Startup Weekend Dallas: 10 Tools You Need To Succeed

The next Startup Weekend Dallas is this weekend June 22nd – June24th in Addison. Late last year I had the pleasure of participating in my first Startup Weekend Dallas and am excited to attend and get involved again. As I was thinking about the weekend and the tools the teams used, I compiled the list below of 10 tools you’ll need to succeed at Startup Weekend:

    Ash Maura, author of Running Lean, created an online version of the Business Model Canvas from Alexander Osterwalder in a beautifully designed application called the Lean Canvas. Eric Reis, author of Lean Startup, defines a startup as a temporary organization designed to search for a scalable and repeatable business model. This tool allows the team to easily collaborate in a synchronous online tool as they start to populate the canvas with their business model and hypotheses.During my first startup weekend the Lean Canvas was leveraged throughout the weekend. As we continually honed the customer segments and value propositions it served us well when building the final pitch.
  2.  Google Docs
    Enabling collaboration among your team will be critical over the weekend and Google Docs serves an easy way to share ideas quickly and synchronously. If you don’t have a Gmail address get one before the weekend.
  3. Dropbox
    Just as important as Google Docs, Dropbox offers a shared file system for the team to load up documents that will be used through the weekend.
  4. Presentation Software
    The entire weekend is summarized in a pitch of your business idea to local investors, entrepreneurs and business executives. Only one of you needs to present the idea so I strongly recommend PowerPoint as that offers the ability to share easily. However some folks have used Keynote and Prezi to make their final presentation. Personally, I’d spend more time on the content of the presentation and convincing delivery than the creative look.
  5. Survey Software
    As Steve Blank says you need to get out of the building to validate the hypotheses of your business idea. Customer validation is one of the key criteria in judging over the weekend so I strongly urge you to determine your strategy early in the weekend. While you may not physically need to get out of the building you’ll want to survey folks to test the validity of your idea as well as potential price points. Some survey tools include Wufoo Surveys, Poll Daddy, Survey Monkey and Zoomerang. Don’t miss the opportunity to leverage social media channels such as Twitter and Facebook as well to share your survey or just ask follow-on questions.
  6. Wireframe software
    As soon as you have defined your customer segments and value propositions, you need to start prototyping out what your application looks like. There are several tools out there such as Balsamiq and Prototypes, but even a simple drawing can get you started if needed.
  7. Laptop
    You’ll want to be portable this weekend and have the ability to easily colloborate with your team. I also suggest bringing a power strip for your group. Not only will you need to power laptops but you’ll also be powering smartphones and tablets.
  8. Breath mints and Energy Bars
    A friend of mine once told me never turn down a mint when offered one. This is especially the case during Startup Weekend. You are spending nearly 15-18 hour days with a team of exhausted team members. Emotions can get tense and breath can get even worse. Do everyone a favor and keep a packet of mints or gum handy. Just as important, bring a bounty of high-energy snacks to keep you going throughout the day.  Heck, consider bringing enough for your whole team.
  9. Second Monitor
    With a tight deadline to develop a working prototype, several of the developers used their iPads as second monitors to showcase their work in real-time. At my event one of the developers even brought in his own 27” Apple Display.  Let’s just say we all enjoy more screen space.
  10. Positive Attitude and Teamwork
    There is no doubt everyone has different experiences, skills sets, and motivations. While it’s great to demonstrate your expertise, sometimes you need to disagree and commit just to get through the weekend. Recognize that the goal of the weekend is to learn through the process and potentially create some lifelong friendships. If you are extremely fortunate, you just may create a business. Do your part to be objective, generous, and helpful, even if it’s helping another team.

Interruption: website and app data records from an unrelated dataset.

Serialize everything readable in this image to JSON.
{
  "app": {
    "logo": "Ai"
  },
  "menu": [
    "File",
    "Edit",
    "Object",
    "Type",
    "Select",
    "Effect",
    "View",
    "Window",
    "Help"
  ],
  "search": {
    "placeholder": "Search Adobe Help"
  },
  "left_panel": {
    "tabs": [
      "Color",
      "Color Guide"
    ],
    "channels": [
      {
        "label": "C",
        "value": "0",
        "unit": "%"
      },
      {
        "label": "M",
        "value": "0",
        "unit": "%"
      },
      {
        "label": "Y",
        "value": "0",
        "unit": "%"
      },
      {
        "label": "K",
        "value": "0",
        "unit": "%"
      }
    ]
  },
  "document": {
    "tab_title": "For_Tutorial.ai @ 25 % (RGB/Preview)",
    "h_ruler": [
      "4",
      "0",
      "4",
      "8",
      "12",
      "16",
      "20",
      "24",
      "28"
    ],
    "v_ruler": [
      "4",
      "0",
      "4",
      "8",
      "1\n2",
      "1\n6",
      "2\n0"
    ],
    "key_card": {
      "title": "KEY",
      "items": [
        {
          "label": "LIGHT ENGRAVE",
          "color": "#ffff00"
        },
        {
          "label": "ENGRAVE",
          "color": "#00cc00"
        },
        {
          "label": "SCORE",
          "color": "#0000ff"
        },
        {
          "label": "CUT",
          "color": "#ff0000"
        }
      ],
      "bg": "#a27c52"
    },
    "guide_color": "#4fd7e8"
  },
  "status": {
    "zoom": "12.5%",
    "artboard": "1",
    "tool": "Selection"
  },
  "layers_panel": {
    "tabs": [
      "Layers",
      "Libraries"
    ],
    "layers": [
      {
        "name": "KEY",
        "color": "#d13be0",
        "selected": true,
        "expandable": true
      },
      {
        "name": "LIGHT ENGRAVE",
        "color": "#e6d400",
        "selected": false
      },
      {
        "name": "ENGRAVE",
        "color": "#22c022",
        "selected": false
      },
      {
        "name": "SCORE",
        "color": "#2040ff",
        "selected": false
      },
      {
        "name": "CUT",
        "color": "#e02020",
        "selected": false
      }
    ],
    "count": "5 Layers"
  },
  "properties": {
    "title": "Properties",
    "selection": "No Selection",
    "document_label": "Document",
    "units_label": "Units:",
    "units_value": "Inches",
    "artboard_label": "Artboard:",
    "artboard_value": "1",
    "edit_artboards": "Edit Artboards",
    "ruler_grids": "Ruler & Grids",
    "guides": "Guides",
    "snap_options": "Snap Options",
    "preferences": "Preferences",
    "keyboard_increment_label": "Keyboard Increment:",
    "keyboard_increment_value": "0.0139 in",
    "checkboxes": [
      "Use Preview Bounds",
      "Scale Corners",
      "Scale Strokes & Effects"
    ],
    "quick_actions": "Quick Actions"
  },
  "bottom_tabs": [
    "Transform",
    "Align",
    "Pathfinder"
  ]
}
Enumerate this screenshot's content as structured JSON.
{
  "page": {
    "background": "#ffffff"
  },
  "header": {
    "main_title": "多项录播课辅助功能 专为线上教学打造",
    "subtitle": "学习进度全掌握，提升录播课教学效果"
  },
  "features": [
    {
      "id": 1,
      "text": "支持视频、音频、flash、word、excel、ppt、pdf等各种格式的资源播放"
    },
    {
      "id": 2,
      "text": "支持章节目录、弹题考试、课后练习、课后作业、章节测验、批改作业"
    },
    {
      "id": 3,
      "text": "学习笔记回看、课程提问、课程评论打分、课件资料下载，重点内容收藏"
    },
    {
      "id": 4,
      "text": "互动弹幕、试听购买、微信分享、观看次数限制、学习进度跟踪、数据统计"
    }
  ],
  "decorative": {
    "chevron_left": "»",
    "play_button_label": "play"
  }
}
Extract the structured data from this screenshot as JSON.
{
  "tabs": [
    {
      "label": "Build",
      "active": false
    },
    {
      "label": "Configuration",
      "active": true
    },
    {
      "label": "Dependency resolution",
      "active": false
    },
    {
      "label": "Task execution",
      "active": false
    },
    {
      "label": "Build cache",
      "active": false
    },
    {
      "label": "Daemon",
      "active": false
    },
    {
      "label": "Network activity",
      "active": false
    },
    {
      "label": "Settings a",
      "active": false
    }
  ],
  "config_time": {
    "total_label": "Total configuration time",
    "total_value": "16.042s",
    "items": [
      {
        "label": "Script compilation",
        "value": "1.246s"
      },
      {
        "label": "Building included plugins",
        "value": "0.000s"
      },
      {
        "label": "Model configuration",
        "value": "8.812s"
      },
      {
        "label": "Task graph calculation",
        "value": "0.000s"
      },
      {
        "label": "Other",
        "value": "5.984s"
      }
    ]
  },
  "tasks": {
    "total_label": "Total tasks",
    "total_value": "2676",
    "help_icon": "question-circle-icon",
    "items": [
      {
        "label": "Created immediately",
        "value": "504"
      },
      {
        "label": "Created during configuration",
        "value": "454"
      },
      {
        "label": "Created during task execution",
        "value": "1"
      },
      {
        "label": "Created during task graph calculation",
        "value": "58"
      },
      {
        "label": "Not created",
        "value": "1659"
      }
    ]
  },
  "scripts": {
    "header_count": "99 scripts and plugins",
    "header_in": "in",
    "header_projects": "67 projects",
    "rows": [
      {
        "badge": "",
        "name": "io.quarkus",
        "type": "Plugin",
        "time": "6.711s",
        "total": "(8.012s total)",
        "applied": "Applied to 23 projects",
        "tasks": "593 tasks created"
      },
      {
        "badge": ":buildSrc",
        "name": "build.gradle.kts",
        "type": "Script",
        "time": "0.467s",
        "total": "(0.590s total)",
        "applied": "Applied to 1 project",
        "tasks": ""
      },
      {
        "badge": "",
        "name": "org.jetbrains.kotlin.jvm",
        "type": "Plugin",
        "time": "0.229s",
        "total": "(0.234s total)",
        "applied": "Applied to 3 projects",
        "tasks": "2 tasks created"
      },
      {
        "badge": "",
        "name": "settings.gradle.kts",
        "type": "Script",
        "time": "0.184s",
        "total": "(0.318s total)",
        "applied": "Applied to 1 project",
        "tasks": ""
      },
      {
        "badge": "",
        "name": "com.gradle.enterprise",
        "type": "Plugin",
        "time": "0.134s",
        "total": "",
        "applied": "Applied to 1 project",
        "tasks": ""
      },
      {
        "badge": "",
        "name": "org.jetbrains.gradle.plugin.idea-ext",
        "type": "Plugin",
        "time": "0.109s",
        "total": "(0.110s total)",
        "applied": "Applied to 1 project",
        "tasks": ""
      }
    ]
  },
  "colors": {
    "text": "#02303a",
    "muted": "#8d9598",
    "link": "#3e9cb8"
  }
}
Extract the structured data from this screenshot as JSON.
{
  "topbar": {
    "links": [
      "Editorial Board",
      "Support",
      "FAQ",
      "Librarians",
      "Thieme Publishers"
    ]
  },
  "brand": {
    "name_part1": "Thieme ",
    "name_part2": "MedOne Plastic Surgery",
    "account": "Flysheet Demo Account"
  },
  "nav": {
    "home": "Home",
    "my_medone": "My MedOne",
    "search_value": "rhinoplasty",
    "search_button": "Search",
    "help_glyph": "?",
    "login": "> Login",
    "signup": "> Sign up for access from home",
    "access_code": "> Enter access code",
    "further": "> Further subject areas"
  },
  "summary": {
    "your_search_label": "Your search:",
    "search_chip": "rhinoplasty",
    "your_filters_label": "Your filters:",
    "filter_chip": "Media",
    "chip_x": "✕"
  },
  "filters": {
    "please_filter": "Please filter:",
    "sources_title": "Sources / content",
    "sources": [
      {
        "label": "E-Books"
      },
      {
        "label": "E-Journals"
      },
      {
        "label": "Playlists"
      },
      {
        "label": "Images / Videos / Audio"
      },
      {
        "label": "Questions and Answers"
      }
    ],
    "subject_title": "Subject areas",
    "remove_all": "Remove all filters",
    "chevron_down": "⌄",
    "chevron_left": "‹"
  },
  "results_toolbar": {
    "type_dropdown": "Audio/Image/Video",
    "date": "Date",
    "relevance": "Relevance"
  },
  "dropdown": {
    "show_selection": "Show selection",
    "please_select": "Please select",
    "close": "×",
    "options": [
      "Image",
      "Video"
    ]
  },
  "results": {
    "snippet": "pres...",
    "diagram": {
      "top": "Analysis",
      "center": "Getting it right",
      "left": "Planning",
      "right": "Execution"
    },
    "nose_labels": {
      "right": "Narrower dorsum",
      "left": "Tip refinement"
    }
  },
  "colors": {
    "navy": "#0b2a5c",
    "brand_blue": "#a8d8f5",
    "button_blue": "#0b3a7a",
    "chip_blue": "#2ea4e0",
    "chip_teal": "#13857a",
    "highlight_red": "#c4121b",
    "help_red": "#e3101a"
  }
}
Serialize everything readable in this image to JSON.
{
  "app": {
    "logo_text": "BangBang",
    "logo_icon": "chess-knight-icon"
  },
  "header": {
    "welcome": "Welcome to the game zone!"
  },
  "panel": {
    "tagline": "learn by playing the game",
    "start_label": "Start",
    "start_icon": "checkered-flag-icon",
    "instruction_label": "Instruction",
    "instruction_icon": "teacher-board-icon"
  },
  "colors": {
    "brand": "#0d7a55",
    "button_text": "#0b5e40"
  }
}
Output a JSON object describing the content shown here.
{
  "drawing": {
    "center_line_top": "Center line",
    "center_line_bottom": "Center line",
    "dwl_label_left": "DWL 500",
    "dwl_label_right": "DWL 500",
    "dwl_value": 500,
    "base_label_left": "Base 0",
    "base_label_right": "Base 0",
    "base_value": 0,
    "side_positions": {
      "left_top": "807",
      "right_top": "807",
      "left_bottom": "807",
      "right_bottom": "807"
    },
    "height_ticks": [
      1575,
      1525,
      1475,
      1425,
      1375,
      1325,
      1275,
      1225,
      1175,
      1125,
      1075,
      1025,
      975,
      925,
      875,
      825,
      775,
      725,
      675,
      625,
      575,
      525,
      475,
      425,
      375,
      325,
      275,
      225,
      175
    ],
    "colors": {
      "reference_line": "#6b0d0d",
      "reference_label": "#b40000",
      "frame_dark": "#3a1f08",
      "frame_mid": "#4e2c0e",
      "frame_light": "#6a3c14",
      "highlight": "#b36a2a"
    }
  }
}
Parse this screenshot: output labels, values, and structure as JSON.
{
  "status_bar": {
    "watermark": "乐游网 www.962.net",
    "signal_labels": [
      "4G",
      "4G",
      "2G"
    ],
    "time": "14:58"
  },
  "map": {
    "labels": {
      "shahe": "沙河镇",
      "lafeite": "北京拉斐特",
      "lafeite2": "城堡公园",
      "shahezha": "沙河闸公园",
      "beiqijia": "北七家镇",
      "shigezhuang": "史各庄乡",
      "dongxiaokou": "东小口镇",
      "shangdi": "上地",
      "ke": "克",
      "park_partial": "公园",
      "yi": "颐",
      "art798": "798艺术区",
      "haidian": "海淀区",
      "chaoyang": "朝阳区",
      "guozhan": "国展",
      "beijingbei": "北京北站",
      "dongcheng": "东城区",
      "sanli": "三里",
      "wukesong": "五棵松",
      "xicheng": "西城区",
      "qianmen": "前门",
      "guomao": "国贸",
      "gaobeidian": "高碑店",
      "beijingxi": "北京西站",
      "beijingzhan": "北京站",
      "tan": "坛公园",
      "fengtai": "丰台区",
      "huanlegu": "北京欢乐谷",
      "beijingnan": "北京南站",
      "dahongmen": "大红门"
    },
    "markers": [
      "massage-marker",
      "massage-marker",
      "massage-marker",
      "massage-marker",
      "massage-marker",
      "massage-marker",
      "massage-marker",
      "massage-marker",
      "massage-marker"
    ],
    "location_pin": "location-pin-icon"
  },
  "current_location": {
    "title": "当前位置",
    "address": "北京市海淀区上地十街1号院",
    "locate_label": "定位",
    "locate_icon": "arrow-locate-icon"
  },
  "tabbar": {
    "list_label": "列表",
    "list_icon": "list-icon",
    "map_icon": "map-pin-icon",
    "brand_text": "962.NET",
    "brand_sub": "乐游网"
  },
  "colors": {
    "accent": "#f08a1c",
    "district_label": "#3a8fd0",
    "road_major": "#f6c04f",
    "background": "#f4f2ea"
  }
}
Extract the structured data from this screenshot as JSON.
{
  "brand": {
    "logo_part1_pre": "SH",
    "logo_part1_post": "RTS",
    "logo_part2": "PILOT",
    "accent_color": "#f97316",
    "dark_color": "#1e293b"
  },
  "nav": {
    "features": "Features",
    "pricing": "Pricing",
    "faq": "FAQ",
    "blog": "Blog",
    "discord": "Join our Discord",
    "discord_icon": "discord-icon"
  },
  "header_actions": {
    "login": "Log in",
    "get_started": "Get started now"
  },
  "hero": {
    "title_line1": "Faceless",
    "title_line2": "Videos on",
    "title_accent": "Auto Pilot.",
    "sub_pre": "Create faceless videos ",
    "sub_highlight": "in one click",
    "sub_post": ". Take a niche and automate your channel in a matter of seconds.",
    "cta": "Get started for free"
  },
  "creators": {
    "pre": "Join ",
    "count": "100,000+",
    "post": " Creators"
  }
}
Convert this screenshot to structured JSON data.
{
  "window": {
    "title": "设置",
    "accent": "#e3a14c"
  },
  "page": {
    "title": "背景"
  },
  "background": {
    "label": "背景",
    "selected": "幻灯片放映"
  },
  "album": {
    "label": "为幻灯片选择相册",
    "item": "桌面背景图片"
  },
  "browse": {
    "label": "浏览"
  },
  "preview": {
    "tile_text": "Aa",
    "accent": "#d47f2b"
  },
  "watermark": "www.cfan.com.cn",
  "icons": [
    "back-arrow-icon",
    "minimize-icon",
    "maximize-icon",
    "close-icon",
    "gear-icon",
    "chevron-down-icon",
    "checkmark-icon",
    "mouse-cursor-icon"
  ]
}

About Startup Weekend:

Startup Weekends are 54-hour events designed to provide superior experiential education for technical and non-technical entrepreneurs.  It begins with Friday night pitches and continues through brainstorming, business plan development, and basic prototype creation. Startup Weekends culminate in Sunday night demos and presentations.  Participants create working startups during the event and are able to collaborate with like-minded individuals outside of their daily networks. All teams hear talks by industry leaders and receive valuable feedback from local entrepreneurs. The weekend is centered on action, innovation, and education.  Whether you are looking for feedback on an idea, a co-founder, specific skill sets, or a team to help you execute, Startup Weekends are the perfect environment in which to test your idea and take the first steps towards launching your own startup.

These are just a few of the tools to bring to Startup Weekend. Can you think of anything else worth mentioning to newcomers? Leave a comment below.

Mike Merrill is Director of Marketing for ReachLocal, an online marketing company that helps businesses acquire, manage and retain local customers online. He serves as Chairman of Social Media Club of Dallas. Personally he's interested in applying the Lean Startup methodologies to customer development and marketing. Additionally, he's active in Startup Weekend Dallas. You can follow him on Twitter @MikeDMerrill